For local proof, look no further than the blight of Eastern Ave. in southeast Las Vegas/Henderson. For five miles, you have giant commercial subdivisions/strip malls on both sides of the street, each crammed with more retail space (and restaurants) than is healthy or necessary for any quality of life. Each center boasts big box stores (Home Depot, Payless, Walmart, etc.) which sit like a great white whale around which various pilot fish (CVS, Starbucks, Five Guys, etc.) swim.
There is no individuality to these stores; there is no sense of community. They exist solely to take your money as fast as possible at the lowest overhead they can get away with. If Fuddrucker’s are remoras, then locally-owned eateries are truly the bottom feeders, scurrying about, opening and closing while trying to scrounge a living off other’s leftovers.
Don’t believe us? Spend five minutes driving around the Sansone Park Place Plaza at 9500 South Eastern Ave. It stretches for at least a quarter mile, in which are over twenty place to eat. There are chain restaurants aplenty, and more nail salons, postal services, and dentist’s offices than you need for five miles. No need to go very far for anything, though, because right across the street is a similar center — with its own set of burger joints and dry cleaners — for those who only want to make right turns when they drive.

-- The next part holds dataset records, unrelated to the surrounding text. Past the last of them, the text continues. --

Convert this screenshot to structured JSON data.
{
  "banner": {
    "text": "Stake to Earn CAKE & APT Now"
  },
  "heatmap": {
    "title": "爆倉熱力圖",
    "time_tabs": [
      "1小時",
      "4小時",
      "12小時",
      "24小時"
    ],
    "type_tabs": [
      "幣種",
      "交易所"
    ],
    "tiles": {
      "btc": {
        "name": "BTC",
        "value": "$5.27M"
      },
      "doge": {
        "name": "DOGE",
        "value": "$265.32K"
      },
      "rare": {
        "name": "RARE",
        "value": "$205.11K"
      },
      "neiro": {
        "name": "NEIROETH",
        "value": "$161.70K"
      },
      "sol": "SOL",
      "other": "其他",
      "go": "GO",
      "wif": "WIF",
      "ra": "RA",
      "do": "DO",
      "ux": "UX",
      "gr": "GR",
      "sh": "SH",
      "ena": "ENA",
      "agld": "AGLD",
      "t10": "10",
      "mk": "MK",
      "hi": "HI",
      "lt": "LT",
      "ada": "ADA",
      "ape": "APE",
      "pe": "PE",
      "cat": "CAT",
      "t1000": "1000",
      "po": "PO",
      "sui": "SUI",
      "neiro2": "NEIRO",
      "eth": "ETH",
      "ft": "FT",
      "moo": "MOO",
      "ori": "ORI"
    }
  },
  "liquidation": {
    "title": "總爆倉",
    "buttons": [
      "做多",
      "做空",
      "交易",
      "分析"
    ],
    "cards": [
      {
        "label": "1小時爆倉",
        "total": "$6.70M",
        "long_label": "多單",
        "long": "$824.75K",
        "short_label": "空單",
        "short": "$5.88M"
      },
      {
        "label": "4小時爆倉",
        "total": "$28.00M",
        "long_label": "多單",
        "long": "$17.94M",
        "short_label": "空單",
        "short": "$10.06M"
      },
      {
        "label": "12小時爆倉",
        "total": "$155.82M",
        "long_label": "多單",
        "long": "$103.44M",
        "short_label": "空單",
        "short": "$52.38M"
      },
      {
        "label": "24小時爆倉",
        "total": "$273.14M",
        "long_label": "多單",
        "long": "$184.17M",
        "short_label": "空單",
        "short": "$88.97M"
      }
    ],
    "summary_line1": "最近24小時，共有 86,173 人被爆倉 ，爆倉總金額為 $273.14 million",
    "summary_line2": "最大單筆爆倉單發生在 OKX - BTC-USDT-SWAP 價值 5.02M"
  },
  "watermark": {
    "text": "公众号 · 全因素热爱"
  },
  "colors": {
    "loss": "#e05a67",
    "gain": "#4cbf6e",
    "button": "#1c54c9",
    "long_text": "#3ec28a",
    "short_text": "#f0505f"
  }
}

What you see above is but a corner of the place. Leaving aside the abject ugliness of these malls for a moment, one must also consider the toxic environment they create for good eating. How is a place like Boteco to compete with everything from a Zupas to Einstein Bagels to Red Mangos? What chance does a local pizzeria have against the onslaught of Grimaldi’s and Dominoes? When faced with competition from BJ’s and Twin Peaks (for those who like their bjs with a side of twin peaks), what chance does a local brewpub have? (In case you didn’t know, there is both a Twin Peaks and a BJ’s in this mall, and they’re right next door to each other! And they’re both busy. All. The. Time.)
The answer is obvious. You would have to be a fool to try to bring good food to a population weaned on cheap, easy proteins and chemically-engineered calories. Only an idiot would try to raise the bar while fighting with landlords who don’t want them and a public that prefers the advertised to the authentic.
As much as I love them, local restaurateurs are but an unsightly wart on the smooth economic skin of Las Vegas. Substance is in short supply in our humble burg, and our eating out landscape is but a facade that favors the familiar and the false over the fresh and the flavorful. For every one of them, there are dozens of Buffalo Wild Wings and Farmer Boys ready to take their place. And 80% of the eating out population wouldn’t have it any other way.
Back in the day I was right there with them. For my first real date with a real live girl (Syndie Ridge….schwing!…if you’re still out there…), we went to Arby’s. They carved the meat right off a haunch of medium rare roast beef and put in on a fresh bun and the sauce tasted like real horseradish and I thought I was in hog heaven. The meat on an Arby’s sandwich these days looks and tastes like a piece of wet cardboard. They haven’t used real roast beef in over 30 years, and yet they’re still in business.
We have made a deal with the devil when it comes to what we eat in America.
There are too many restaurants all right, and they’re all the wrong kind.